The Indian economy, growing nearly at 7 percent per annum since 2014, won praise from leading international financial institutions. However, the optimism was short lived; Modi decided to demonetize all currency notes worth 1,000 and 500 Indian rupees in an effort to unearth black money. Sadly, the drive backfired, as many tax evaders — with the collusion of bank officials and other middlemen — managed to convert their black money into white. Although the Income Tax Department has a list of offenders, it will take years before they are brought to book.

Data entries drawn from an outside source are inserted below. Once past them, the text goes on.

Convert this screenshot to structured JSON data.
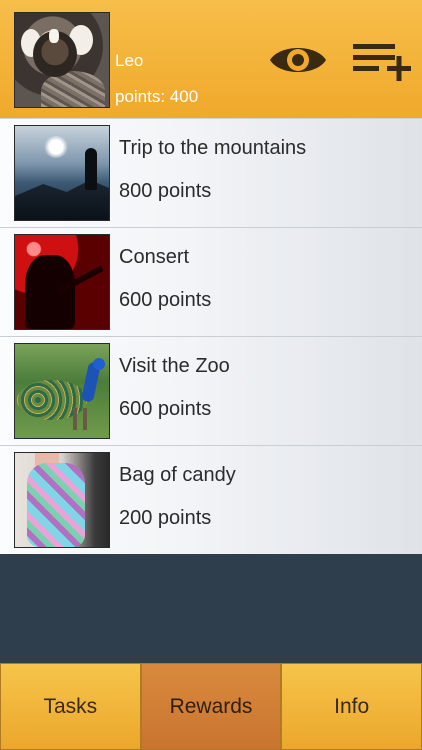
{
  "header": {
    "user_name": "Leo",
    "points_label": "points: 400"
  },
  "icons": {
    "view": "eye-icon",
    "add_list": "playlist-add-icon"
  },
  "rewards": [
    {
      "title": "Trip to the mountains",
      "points": "800 points",
      "image": "mountain-silhouette"
    },
    {
      "title": "Consert",
      "points": "600 points",
      "image": "concert-guitarist"
    },
    {
      "title": "Visit the Zoo",
      "points": "600 points",
      "image": "peacock"
    },
    {
      "title": "Bag of candy",
      "points": "200 points",
      "image": "candy-bag"
    }
  ],
  "tabs": [
    {
      "label": "Tasks",
      "active": false
    },
    {
      "label": "Rewards",
      "active": true
    },
    {
      "label": "Info",
      "active": false
    }
  ],
  "colors": {
    "header": "#f0a92b",
    "tab": "#eba72c",
    "tab_active": "#c97430",
    "background": "#2f3e4c"
  }
}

Second, the hasty and poor implementation of the Goods and Services Tax (GST), though a laudable scheme, negatively affected small businesses. Both demonetization and the GST severely impacted India’s GDP growth, which came down from a healthy 7 percent to below 6 percent. Between this double blow, many small businesses closed down as their business models were based on daily cash transactions.

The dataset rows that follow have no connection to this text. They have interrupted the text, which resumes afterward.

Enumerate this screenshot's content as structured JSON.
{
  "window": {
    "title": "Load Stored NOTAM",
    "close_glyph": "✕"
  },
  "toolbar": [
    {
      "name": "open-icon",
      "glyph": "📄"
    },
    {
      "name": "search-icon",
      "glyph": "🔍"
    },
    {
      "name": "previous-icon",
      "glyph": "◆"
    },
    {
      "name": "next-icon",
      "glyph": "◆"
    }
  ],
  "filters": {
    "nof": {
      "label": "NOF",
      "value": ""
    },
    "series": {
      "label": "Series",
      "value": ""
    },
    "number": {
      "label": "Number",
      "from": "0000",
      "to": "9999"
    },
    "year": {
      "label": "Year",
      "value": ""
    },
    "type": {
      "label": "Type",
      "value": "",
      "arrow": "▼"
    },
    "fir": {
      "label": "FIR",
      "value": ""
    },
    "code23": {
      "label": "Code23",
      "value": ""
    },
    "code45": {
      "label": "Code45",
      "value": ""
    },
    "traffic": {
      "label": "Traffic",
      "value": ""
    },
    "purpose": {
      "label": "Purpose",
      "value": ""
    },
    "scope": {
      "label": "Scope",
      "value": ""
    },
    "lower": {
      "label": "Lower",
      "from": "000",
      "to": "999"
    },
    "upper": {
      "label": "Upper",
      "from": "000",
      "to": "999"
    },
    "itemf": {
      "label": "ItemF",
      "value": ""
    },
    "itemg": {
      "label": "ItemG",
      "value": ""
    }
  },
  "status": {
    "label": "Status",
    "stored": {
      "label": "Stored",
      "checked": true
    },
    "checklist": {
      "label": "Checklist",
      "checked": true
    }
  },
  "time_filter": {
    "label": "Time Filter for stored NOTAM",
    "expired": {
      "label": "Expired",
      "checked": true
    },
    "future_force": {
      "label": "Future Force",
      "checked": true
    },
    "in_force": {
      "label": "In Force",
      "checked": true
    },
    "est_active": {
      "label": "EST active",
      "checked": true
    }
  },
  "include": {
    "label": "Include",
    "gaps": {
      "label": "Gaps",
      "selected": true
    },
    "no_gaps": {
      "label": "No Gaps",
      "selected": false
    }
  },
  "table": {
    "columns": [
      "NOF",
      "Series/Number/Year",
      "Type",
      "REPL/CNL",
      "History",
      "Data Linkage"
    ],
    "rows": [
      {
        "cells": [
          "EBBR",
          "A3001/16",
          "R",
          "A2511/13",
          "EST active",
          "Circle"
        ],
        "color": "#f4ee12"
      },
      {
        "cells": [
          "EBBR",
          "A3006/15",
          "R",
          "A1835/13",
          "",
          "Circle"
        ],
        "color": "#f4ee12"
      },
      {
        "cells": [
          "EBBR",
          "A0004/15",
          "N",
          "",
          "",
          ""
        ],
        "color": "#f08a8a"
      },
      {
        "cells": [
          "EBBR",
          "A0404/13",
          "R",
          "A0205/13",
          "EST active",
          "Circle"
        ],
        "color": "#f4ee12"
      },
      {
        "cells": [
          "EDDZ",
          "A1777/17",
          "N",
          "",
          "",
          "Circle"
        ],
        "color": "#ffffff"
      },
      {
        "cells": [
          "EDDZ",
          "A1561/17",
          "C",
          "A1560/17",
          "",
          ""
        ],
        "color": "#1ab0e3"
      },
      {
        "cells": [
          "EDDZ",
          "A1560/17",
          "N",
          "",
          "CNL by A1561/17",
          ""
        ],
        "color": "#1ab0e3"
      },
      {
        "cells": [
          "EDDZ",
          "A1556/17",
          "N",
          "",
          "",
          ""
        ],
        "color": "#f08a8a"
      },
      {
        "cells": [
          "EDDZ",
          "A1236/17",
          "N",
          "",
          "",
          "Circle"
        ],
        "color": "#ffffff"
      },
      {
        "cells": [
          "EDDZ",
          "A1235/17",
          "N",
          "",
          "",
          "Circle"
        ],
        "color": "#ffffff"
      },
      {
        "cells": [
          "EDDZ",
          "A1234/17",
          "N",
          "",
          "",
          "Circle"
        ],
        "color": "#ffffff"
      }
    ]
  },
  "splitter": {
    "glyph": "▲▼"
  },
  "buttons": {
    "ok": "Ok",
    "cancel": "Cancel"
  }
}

Modi has also failed to create the 10 million jobs a year that he had promised during the run up to 2014 elections. By October 2016, India had created just 1.5 million new jobs, against 12 million job seekers. According to the International Labor Organization, the number of jobless persons in India is likely to increase over the next two years with no change in the unemployment rate. Questions are increasingly being asked about Modi’s ability to fulfill his “10 million jobs a year” campaign pledge, especially when only one year is left before he faces re-election.

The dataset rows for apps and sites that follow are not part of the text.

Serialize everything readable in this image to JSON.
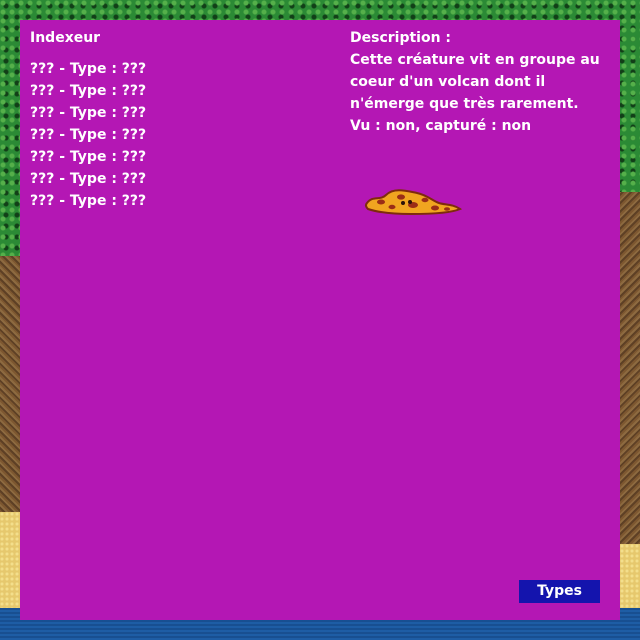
{
  "index": {
    "title": "Indexeur",
    "entries": [
      "??? - Type : ???",
      "??? - Type : ???",
      "??? - Type : ???",
      "??? - Type : ???",
      "??? - Type : ???",
      "??? - Type : ???",
      "??? - Type : ???"
    ]
  },
  "description": {
    "title": "Description :",
    "lines": [
      "Cette créature vit en groupe au",
      "coeur d'un volcan dont il",
      "n'émerge que très rarement.",
      "Vu : non, capturé : non"
    ]
  },
  "buttons": {
    "types_label": "Types"
  },
  "colors": {
    "panel_background": "#b417b4",
    "panel_text": "#ffffff",
    "button_background": "#1414ad",
    "creature_body": "#f0a520",
    "creature_spots": "#9a2d16"
  },
  "icons": {
    "creature": "lava-slug-icon"
  }
}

Agrarian distress is also a major source of concern for the Modi government. The rural population is unhappy with Modi, as the Gujarat elections in December 2017 showed. Modi, who had promised to double farmers’ income, has failed to do so. While he did take the initiative of introducing a crop insurance scheme, it has only provide partial relief to farmers because of the failure of monsoons. It is estimated that over 37,000 farmers have committed suicides, unable to service their debts.

Another major setback for Modi have been the recent bank fraud cases. One of the major public sector banks has lost over 110 billion Indian rupees ($1.7 billion) because of fraud. Modi’s opponents accuse him of allowing diamond czar Nirav Modi and his uncle to escape India, especially when the bank had alerted the Central Bureau of Intelligence of the fraud. Similarly, another industrialist, tipped off about a possible arrest, is now cooling his heels in the United Kingdom.

Although many of these scams began during the previous Congress government, Modi’s inability to bring the corrupt to book has led to people’s disenchantment, especially when he had previously boasted that he will come heavily on all corrupt businessmen.

Finally, the BJP has failed to instill confidence among India’s minorities and other socially deprived communities. The rising sectarian strife on account of cow vigilantism has created a sharp divide among religious groups. The cow vigilantism has led to the murders of many innocent persons; the deafening silence from Modi over these killings, and also his inability to act against a few of his ministers for openly supporting these groups, has not served his cause. The recent results in Bihar’s Araria district, a predominately Muslim constituency, are a case in point; Muslim voters largely voted for the opposition.

Modi should introspect on the losses in UP and Bihar’s by-polls, and should take steps to push for big ticket reforms that can address the issues above. He should understand that his success in future elections depends on his performance and his ability to fulfill the aspirations of millions of people. Rhetoric should now give way to execution.

It would not be fair to apportion all the blame for India’s current woes on Modi’s shoulders, as he has enacted several reforms that have made an impact on the lives of poor people. but if he fails to address the agrarian crisis, rising unemployment, and prevailing social tensions, it is unlikely that next year his party will get reclaim majority it won in 2014. This is not a good sign for India, especially when the fortunes of India’s major opposition party, the Congress, are on the wane.

K.S. Venkatachalam is an independent columnist and political commentator.